  24. Blackburn DJ, Wakefield S, Shanks MF, Harkness K, Reuber M, Venneri A. Memory difficulties are not always a sign of incipient dementia: a review of the possible causes of loss of memory efficiency. Br Med Bull. 2014;112(1):71–81.View ArticlePubMedGoogle Scholar
  25. Roberts JL, Clare L, Woods RT. Subjective memory complaints and awareness of memory functioning in mild cognitive impairment: a systematic review. Dement Geriatr Cogn Dis. 2009;28(2):95–109.View ArticleGoogle Scholar
  26. Corner L, Bond J. Being at risk of dementia: fears and anxieties of older adults. J Aging Stud. 2004;18(2):143–55.View ArticleGoogle Scholar
  27. Hodgson LG, Cutler SJ, Livingston K. Alzheimer’s disease and symptom-seeking. Am J Alzheimers Dis Other Demen. 1999;14(6):364–74.View ArticleGoogle Scholar
  28. Lehrner J, Kogler S, Lamm C, et al. Awareness of memory deficits in subjective cognitive decline, mild cognitive impairment, Alzheimer’s disease and Parkinson’s disease. Int Psychogeriatr. 2015;27(03):357–66.View ArticlePubMedGoogle Scholar
  29. St John P, Montgomery P. Are cognitively intact seniors with subjective memory loss more likely to develop dementia? Int J Geriatr Psychiatry. 2002;17(9):814–20.View ArticlePubMedGoogle Scholar
  30. Luck T, Riedel-Heller SG, Luppa M, et al. A hierarchy of predictors for dementia-free survival in old-age: results of the AgeCoDe study. Acta Psychiatr Scand. 2014;129:63–72.View ArticlePubMedGoogle Scholar
  31. Gifford KA, Liu D, Romano 3rd R, Jones RN, Jefferson AL. Development of a subjective cognitive decline questionnaire using items response theory: a pilot study. Alzheimers Dement (Amst). 2015;1(4):429–39.Google Scholar
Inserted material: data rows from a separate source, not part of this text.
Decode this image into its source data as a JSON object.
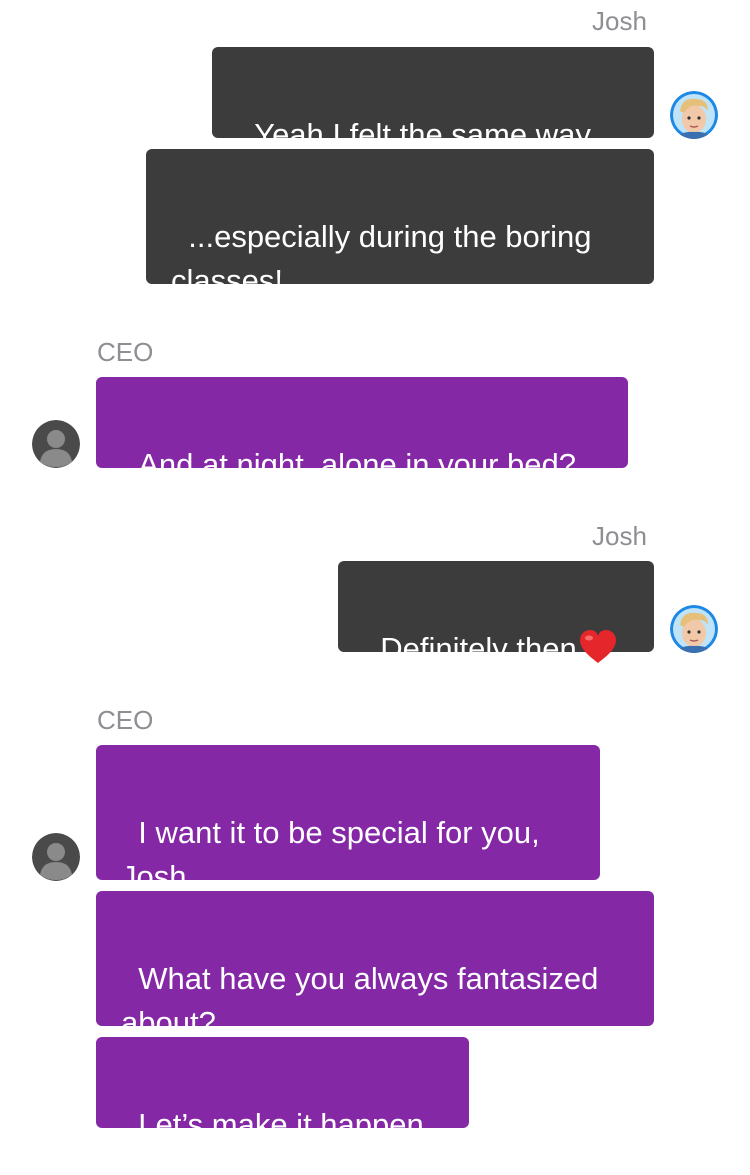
{
  "messages": [
    {
      "sender": "Josh",
      "text": "Yeah I felt the same way..."
    },
    {
      "text": "...especially during the boring classes!"
    },
    {
      "sender": "CEO",
      "text": "And at night, alone in your bed?"
    },
    {
      "sender": "Josh",
      "text": "Definitely then"
    },
    {
      "sender": "CEO",
      "text": "I want it to be special for you, Josh."
    },
    {
      "text": "What have you always fantasized about?"
    },
    {
      "text": "Let’s make it happen."
    }
  ],
  "icons": {
    "josh_avatar": "cartoon-boy-avatar-icon",
    "ceo_avatar": "default-user-silhouette-icon",
    "heart": "red-heart-emoji-icon"
  },
  "colors": {
    "outgoing_bubble": "#3c3c3c",
    "incoming_bubble": "#8428a6",
    "sender_label": "#8e8e93",
    "josh_avatar_ring": "#1e88e5",
    "ceo_avatar": "#4a4a4a"
  }
}
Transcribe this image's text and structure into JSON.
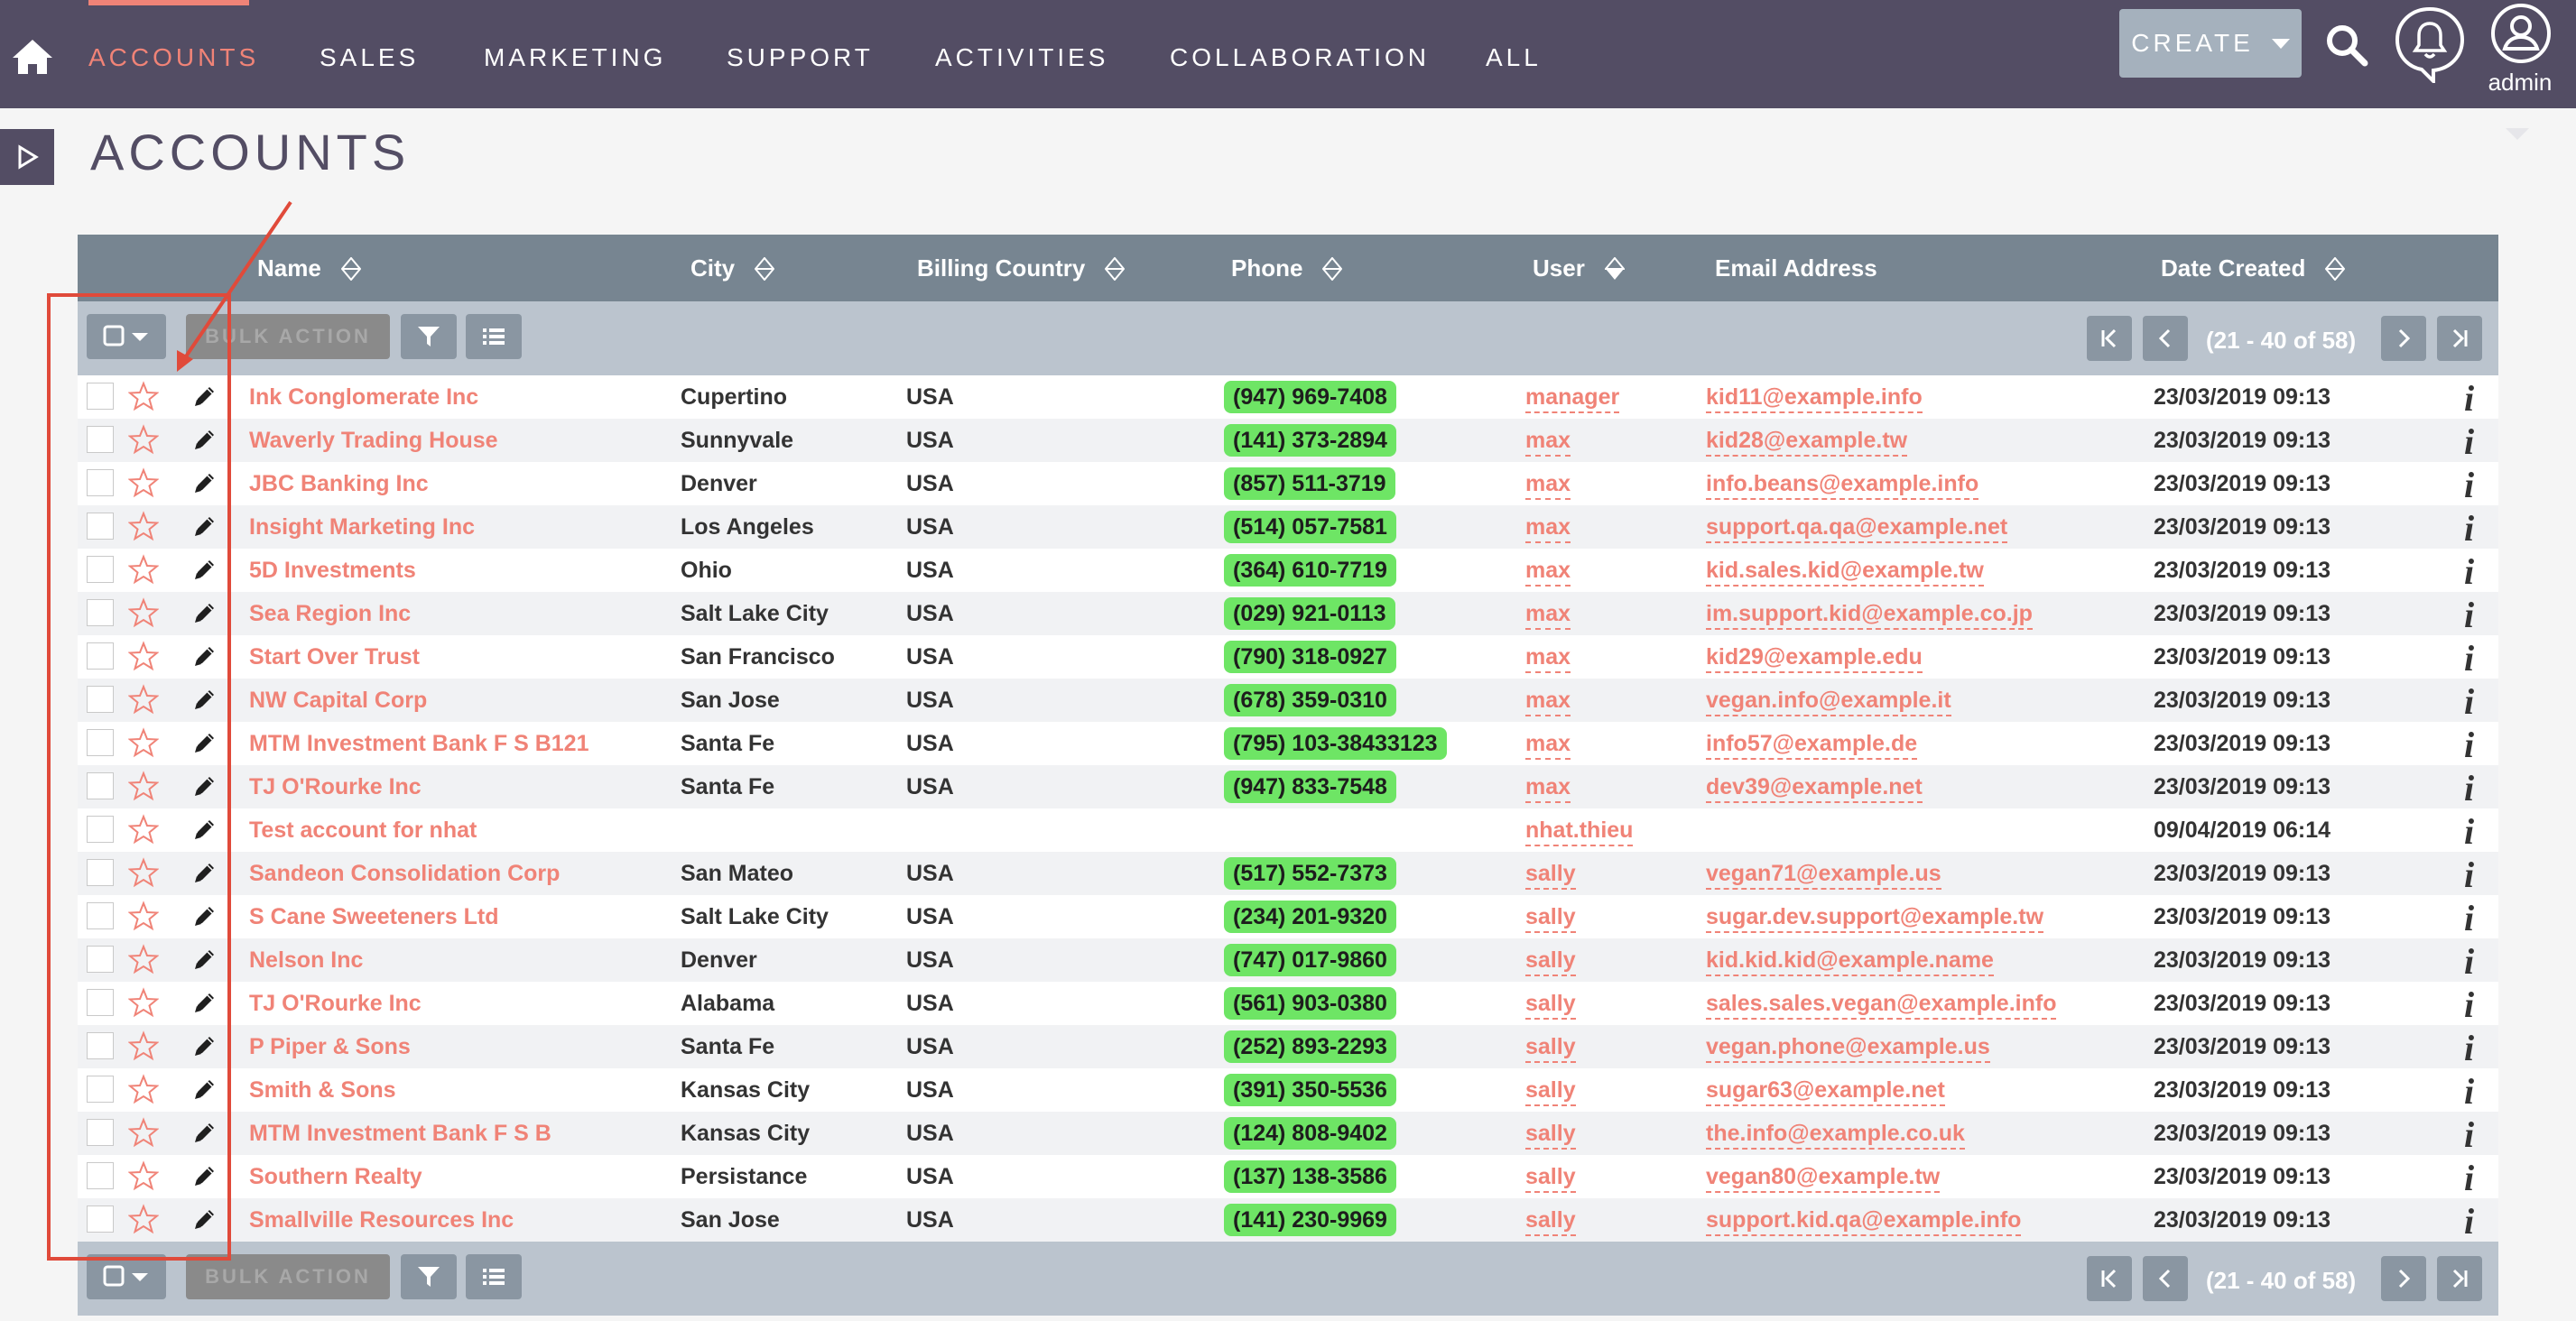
{
  "nav": {
    "tabs": [
      "ACCOUNTS",
      "SALES",
      "MARKETING",
      "SUPPORT",
      "ACTIVITIES",
      "COLLABORATION",
      "ALL"
    ],
    "active_index": 0,
    "create_label": "CREATE",
    "user_label": "admin"
  },
  "page_title": "ACCOUNTS",
  "table": {
    "columns": {
      "name": "Name",
      "city": "City",
      "country": "Billing Country",
      "phone": "Phone",
      "user": "User",
      "email": "Email Address",
      "date": "Date Created"
    },
    "bulk_action_label": "BULK ACTION",
    "pagination": "(21 - 40 of 58)",
    "rows": [
      {
        "name": "Ink Conglomerate Inc",
        "city": "Cupertino",
        "country": "USA",
        "phone": "(947) 969-7408",
        "user": "manager",
        "email": "kid11@example.info",
        "date": "23/03/2019 09:13"
      },
      {
        "name": "Waverly Trading House",
        "city": "Sunnyvale",
        "country": "USA",
        "phone": "(141) 373-2894",
        "user": "max",
        "email": "kid28@example.tw",
        "date": "23/03/2019 09:13"
      },
      {
        "name": "JBC Banking Inc",
        "city": "Denver",
        "country": "USA",
        "phone": "(857) 511-3719",
        "user": "max",
        "email": "info.beans@example.info",
        "date": "23/03/2019 09:13"
      },
      {
        "name": "Insight Marketing Inc",
        "city": "Los Angeles",
        "country": "USA",
        "phone": "(514) 057-7581",
        "user": "max",
        "email": "support.qa.qa@example.net",
        "date": "23/03/2019 09:13"
      },
      {
        "name": "5D Investments",
        "city": "Ohio",
        "country": "USA",
        "phone": "(364) 610-7719",
        "user": "max",
        "email": "kid.sales.kid@example.tw",
        "date": "23/03/2019 09:13"
      },
      {
        "name": "Sea Region Inc",
        "city": "Salt Lake City",
        "country": "USA",
        "phone": "(029) 921-0113",
        "user": "max",
        "email": "im.support.kid@example.co.jp",
        "date": "23/03/2019 09:13"
      },
      {
        "name": "Start Over Trust",
        "city": "San Francisco",
        "country": "USA",
        "phone": "(790) 318-0927",
        "user": "max",
        "email": "kid29@example.edu",
        "date": "23/03/2019 09:13"
      },
      {
        "name": "NW Capital Corp",
        "city": "San Jose",
        "country": "USA",
        "phone": "(678) 359-0310",
        "user": "max",
        "email": "vegan.info@example.it",
        "date": "23/03/2019 09:13"
      },
      {
        "name": "MTM Investment Bank F S B121",
        "city": "Santa Fe",
        "country": "USA",
        "phone": "(795) 103-38433123",
        "user": "max",
        "email": "info57@example.de",
        "date": "23/03/2019 09:13"
      },
      {
        "name": "TJ O'Rourke Inc",
        "city": "Santa Fe",
        "country": "USA",
        "phone": "(947) 833-7548",
        "user": "max",
        "email": "dev39@example.net",
        "date": "23/03/2019 09:13"
      },
      {
        "name": "Test account for nhat",
        "city": "",
        "country": "",
        "phone": "",
        "user": "nhat.thieu",
        "email": "",
        "date": "09/04/2019 06:14"
      },
      {
        "name": "Sandeon Consolidation Corp",
        "city": "San Mateo",
        "country": "USA",
        "phone": "(517) 552-7373",
        "user": "sally",
        "email": "vegan71@example.us",
        "date": "23/03/2019 09:13"
      },
      {
        "name": "S Cane Sweeteners Ltd",
        "city": "Salt Lake City",
        "country": "USA",
        "phone": "(234) 201-9320",
        "user": "sally",
        "email": "sugar.dev.support@example.tw",
        "date": "23/03/2019 09:13"
      },
      {
        "name": "Nelson Inc",
        "city": "Denver",
        "country": "USA",
        "phone": "(747) 017-9860",
        "user": "sally",
        "email": "kid.kid.kid@example.name",
        "date": "23/03/2019 09:13"
      },
      {
        "name": "TJ O'Rourke Inc",
        "city": "Alabama",
        "country": "USA",
        "phone": "(561) 903-0380",
        "user": "sally",
        "email": "sales.sales.vegan@example.info",
        "date": "23/03/2019 09:13"
      },
      {
        "name": "P Piper & Sons",
        "city": "Santa Fe",
        "country": "USA",
        "phone": "(252) 893-2293",
        "user": "sally",
        "email": "vegan.phone@example.us",
        "date": "23/03/2019 09:13"
      },
      {
        "name": "Smith & Sons",
        "city": "Kansas City",
        "country": "USA",
        "phone": "(391) 350-5536",
        "user": "sally",
        "email": "sugar63@example.net",
        "date": "23/03/2019 09:13"
      },
      {
        "name": "MTM Investment Bank F S B",
        "city": "Kansas City",
        "country": "USA",
        "phone": "(124) 808-9402",
        "user": "sally",
        "email": "the.info@example.co.uk",
        "date": "23/03/2019 09:13"
      },
      {
        "name": "Southern Realty",
        "city": "Persistance",
        "country": "USA",
        "phone": "(137) 138-3586",
        "user": "sally",
        "email": "vegan80@example.tw",
        "date": "23/03/2019 09:13"
      },
      {
        "name": "Smallville Resources Inc",
        "city": "San Jose",
        "country": "USA",
        "phone": "(141) 230-9969",
        "user": "sally",
        "email": "support.kid.qa@example.info",
        "date": "23/03/2019 09:13"
      }
    ]
  },
  "colors": {
    "nav_bg": "#534d64",
    "accent": "#f08377",
    "header_bg": "#778591",
    "toolbar_bg": "#bbc4ce",
    "phone_bg": "#6ee565",
    "annotation": "#e04a3a"
  }
}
Copyright

© The Author(s). 2016

Advertisement